§ **EXERCISE DIRECTIONS**: All of the records below are to be output exactly; no image belongs in the result.

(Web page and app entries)
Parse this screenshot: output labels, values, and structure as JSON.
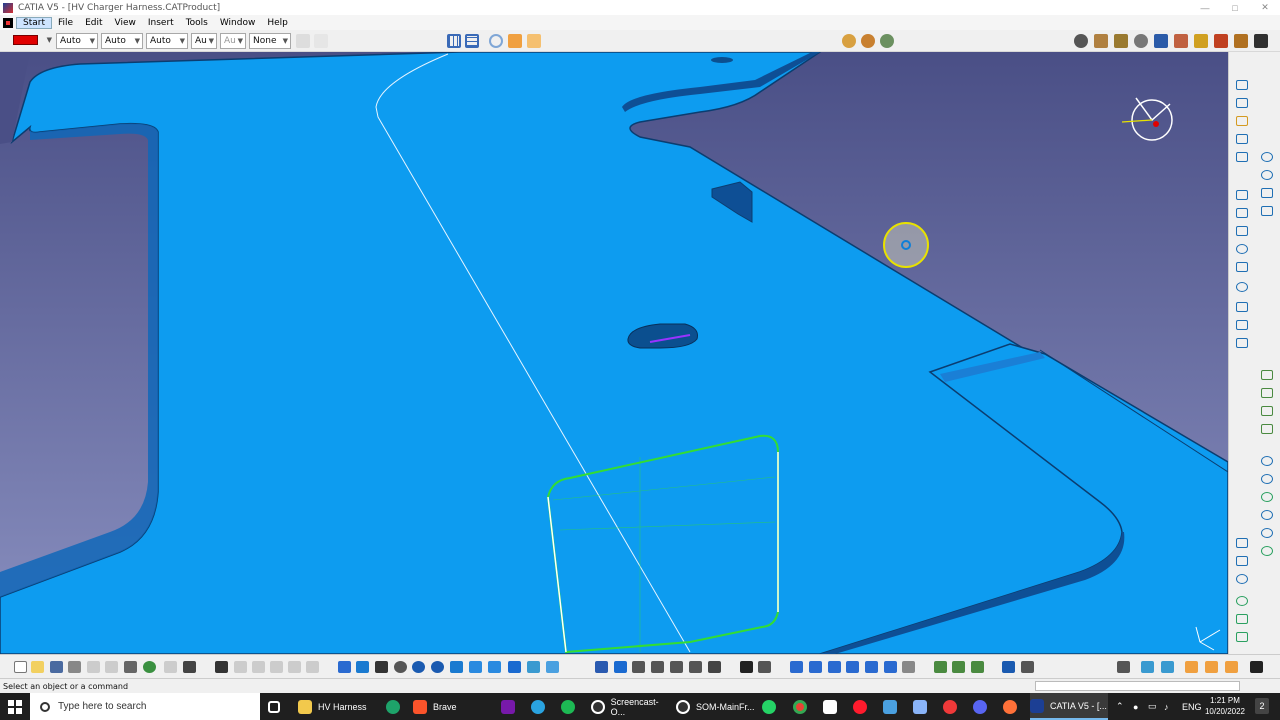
{
  "window": {
    "title": "CATIA V5 - [HV Charger Harness.CATProduct]",
    "controls": [
      "minimize-icon",
      "maximize-icon",
      "close-icon"
    ]
  },
  "menubar": {
    "items": [
      "Start",
      "File",
      "Edit",
      "View",
      "Insert",
      "Tools",
      "Window",
      "Help"
    ]
  },
  "toolbar": {
    "color_swatch": "#e00000",
    "combos": [
      {
        "value": "Auto"
      },
      {
        "value": "Auto"
      },
      {
        "value": "Auto"
      },
      {
        "value": "Au"
      },
      {
        "value": "Au"
      },
      {
        "value": "None"
      }
    ]
  },
  "viewport": {
    "background": "#0d9cf0",
    "surface_color": "#0d9cf0",
    "edge_color": "#0b4f8f",
    "highlight_color": "#33dd33",
    "cursor_indicator_color": "#e8e200"
  },
  "status": {
    "text": "Select an object or a command"
  },
  "taskbar": {
    "search_placeholder": "Type here to search",
    "tasks": [
      {
        "label": "HV Harness",
        "icon": "folder-icon"
      },
      {
        "label": "Brave",
        "icon": "brave-icon"
      },
      {
        "label": "Screencast-O...",
        "icon": "screencast-icon"
      },
      {
        "label": "SOM-MainFr...",
        "icon": "app-icon"
      },
      {
        "label": "CATIA V5 - [...",
        "icon": "catia-icon"
      }
    ],
    "tray": {
      "language": "ENG",
      "time": "1:21 PM",
      "date": "10/20/2022",
      "notification_count": "2"
    }
  }
}
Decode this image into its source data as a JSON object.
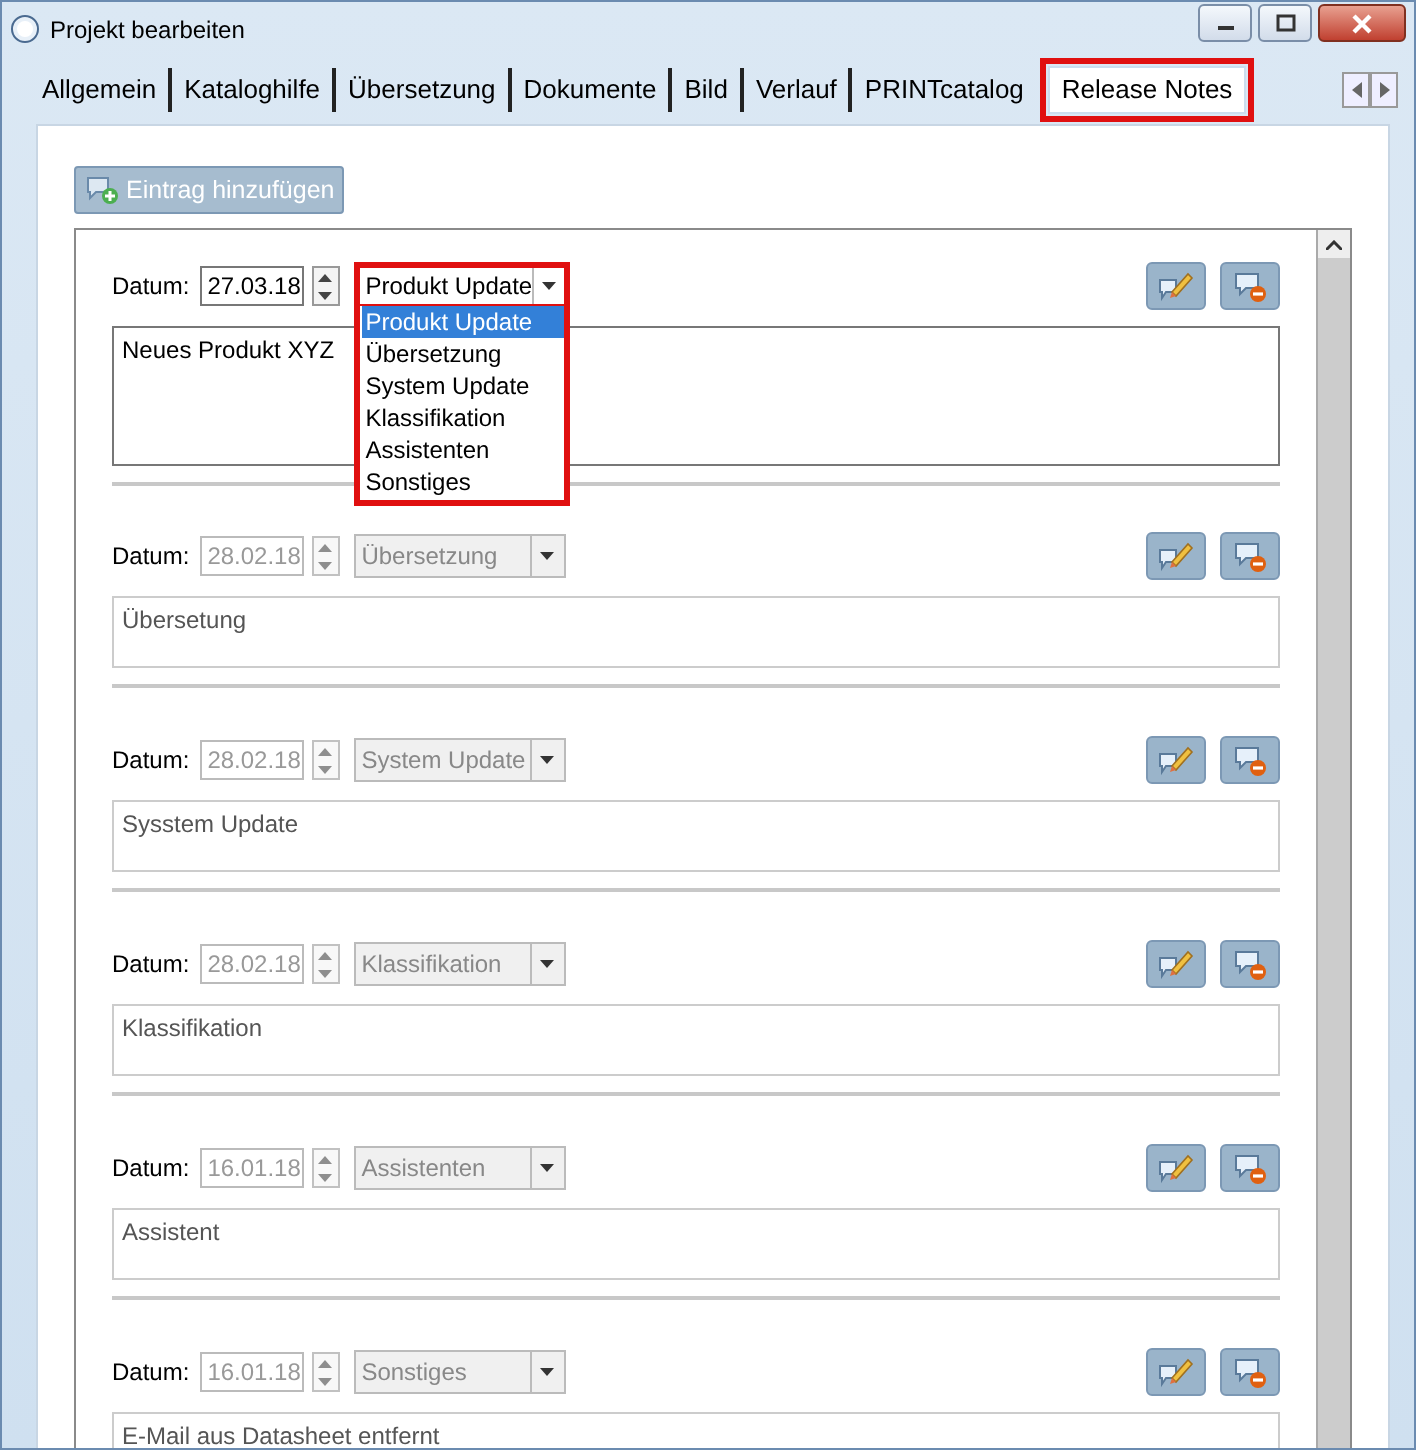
{
  "window": {
    "title": "Projekt bearbeiten"
  },
  "tabs": [
    {
      "label": "Allgemein",
      "selected": false
    },
    {
      "label": "Kataloghilfe",
      "selected": false
    },
    {
      "label": "Übersetzung",
      "selected": false
    },
    {
      "label": "Dokumente",
      "selected": false
    },
    {
      "label": "Bild",
      "selected": false
    },
    {
      "label": "Verlauf",
      "selected": false
    },
    {
      "label": "PRINTcatalog",
      "selected": false
    },
    {
      "label": "Release Notes",
      "selected": true
    }
  ],
  "add_button": {
    "label": "Eintrag hinzufügen",
    "disabled": true
  },
  "entries": [
    {
      "date_label": "Datum:",
      "date": "27.03.18",
      "category": "Produkt Update",
      "text": "Neues Produkt XYZ",
      "disabled": false,
      "expanded": true
    },
    {
      "date_label": "Datum:",
      "date": "28.02.18",
      "category": "Übersetzung",
      "text": "Übersetung",
      "disabled": true,
      "expanded": false
    },
    {
      "date_label": "Datum:",
      "date": "28.02.18",
      "category": "System Update",
      "text": "Sysstem Update",
      "disabled": true,
      "expanded": false
    },
    {
      "date_label": "Datum:",
      "date": "28.02.18",
      "category": "Klassifikation",
      "text": "Klassifikation",
      "disabled": true,
      "expanded": false
    },
    {
      "date_label": "Datum:",
      "date": "16.01.18",
      "category": "Assistenten",
      "text": "Assistent",
      "disabled": true,
      "expanded": false
    },
    {
      "date_label": "Datum:",
      "date": "16.01.18",
      "category": "Sonstiges",
      "text": "E-Mail aus Datasheet entfernt",
      "disabled": true,
      "expanded": false
    }
  ],
  "category_options": [
    {
      "label": "Produkt Update",
      "selected": true
    },
    {
      "label": "Übersetzung",
      "selected": false
    },
    {
      "label": "System Update",
      "selected": false
    },
    {
      "label": "Klassifikation",
      "selected": false
    },
    {
      "label": "Assistenten",
      "selected": false
    },
    {
      "label": "Sonstiges",
      "selected": false
    }
  ]
}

§ **FINAL ANSWER**:
Parse this screenshot: output labels, values, and structure as JSON.
{
  "window": {
    "title": "CATIA V5 - [HV Charger Harness.CATProduct]",
    "controls": [
      "minimize-icon",
      "maximize-icon",
      "close-icon"
    ]
  },
  "menubar": {
    "items": [
      "Start",
      "File",
      "Edit",
      "View",
      "Insert",
      "Tools",
      "Window",
      "Help"
    ]
  },
  "toolbar": {
    "color_swatch": "#e00000",
    "combos": [
      {
        "value": "Auto"
      },
      {
        "value": "Auto"
      },
      {
        "value": "Auto"
      },
      {
        "value": "Au"
      },
      {
        "value": "Au"
      },
      {
        "value": "None"
      }
    ]
  },
  "viewport": {
    "background": "#0d9cf0",
    "surface_color": "#0d9cf0",
    "edge_color": "#0b4f8f",
    "highlight_color": "#33dd33",
    "cursor_indicator_color": "#e8e200"
  },
  "status": {
    "text": "Select an object or a command"
  },
  "taskbar": {
    "search_placeholder": "Type here to search",
    "tasks": [
      {
        "label": "HV Harness",
        "icon": "folder-icon"
      },
      {
        "label": "Brave",
        "icon": "brave-icon"
      },
      {
        "label": "Screencast-O...",
        "icon": "screencast-icon"
      },
      {
        "label": "SOM-MainFr...",
        "icon": "app-icon"
      },
      {
        "label": "CATIA V5 - [...",
        "icon": "catia-icon"
      }
    ],
    "tray": {
      "language": "ENG",
      "time": "1:21 PM",
      "date": "10/20/2022",
      "notification_count": "2"
    }
  }
}
Decode this image into its source data as a JSON object.
{
  "window": {
    "title": "Projekt bearbeiten"
  },
  "tabs": [
    {
      "label": "Allgemein",
      "selected": false
    },
    {
      "label": "Kataloghilfe",
      "selected": false
    },
    {
      "label": "Übersetzung",
      "selected": false
    },
    {
      "label": "Dokumente",
      "selected": false
    },
    {
      "label": "Bild",
      "selected": false
    },
    {
      "label": "Verlauf",
      "selected": false
    },
    {
      "label": "PRINTcatalog",
      "selected": false
    },
    {
      "label": "Release Notes",
      "selected": true
    }
  ],
  "add_button": {
    "label": "Eintrag hinzufügen",
    "disabled": true
  },
  "entries": [
    {
      "date_label": "Datum:",
      "date": "27.03.18",
      "category": "Produkt Update",
      "text": "Neues Produkt XYZ",
      "disabled": false,
      "expanded": true
    },
    {
      "date_label": "Datum:",
      "date": "28.02.18",
      "category": "Übersetzung",
      "text": "Übersetung",
      "disabled": true,
      "expanded": false
    },
    {
      "date_label": "Datum:",
      "date": "28.02.18",
      "category": "System Update",
      "text": "Sysstem Update",
      "disabled": true,
      "expanded": false
    },
    {
      "date_label": "Datum:",
      "date": "28.02.18",
      "category": "Klassifikation",
      "text": "Klassifikation",
      "disabled": true,
      "expanded": false
    },
    {
      "date_label": "Datum:",
      "date": "16.01.18",
      "category": "Assistenten",
      "text": "Assistent",
      "disabled": true,
      "expanded": false
    },
    {
      "date_label": "Datum:",
      "date": "16.01.18",
      "category": "Sonstiges",
      "text": "E-Mail aus Datasheet entfernt",
      "disabled": true,
      "expanded": false
    }
  ],
  "category_options": [
    {
      "label": "Produkt Update",
      "selected": true
    },
    {
      "label": "Übersetzung",
      "selected": false
    },
    {
      "label": "System Update",
      "selected": false
    },
    {
      "label": "Klassifikation",
      "selected": false
    },
    {
      "label": "Assistenten",
      "selected": false
    },
    {
      "label": "Sonstiges",
      "selected": false
    }
  ]
}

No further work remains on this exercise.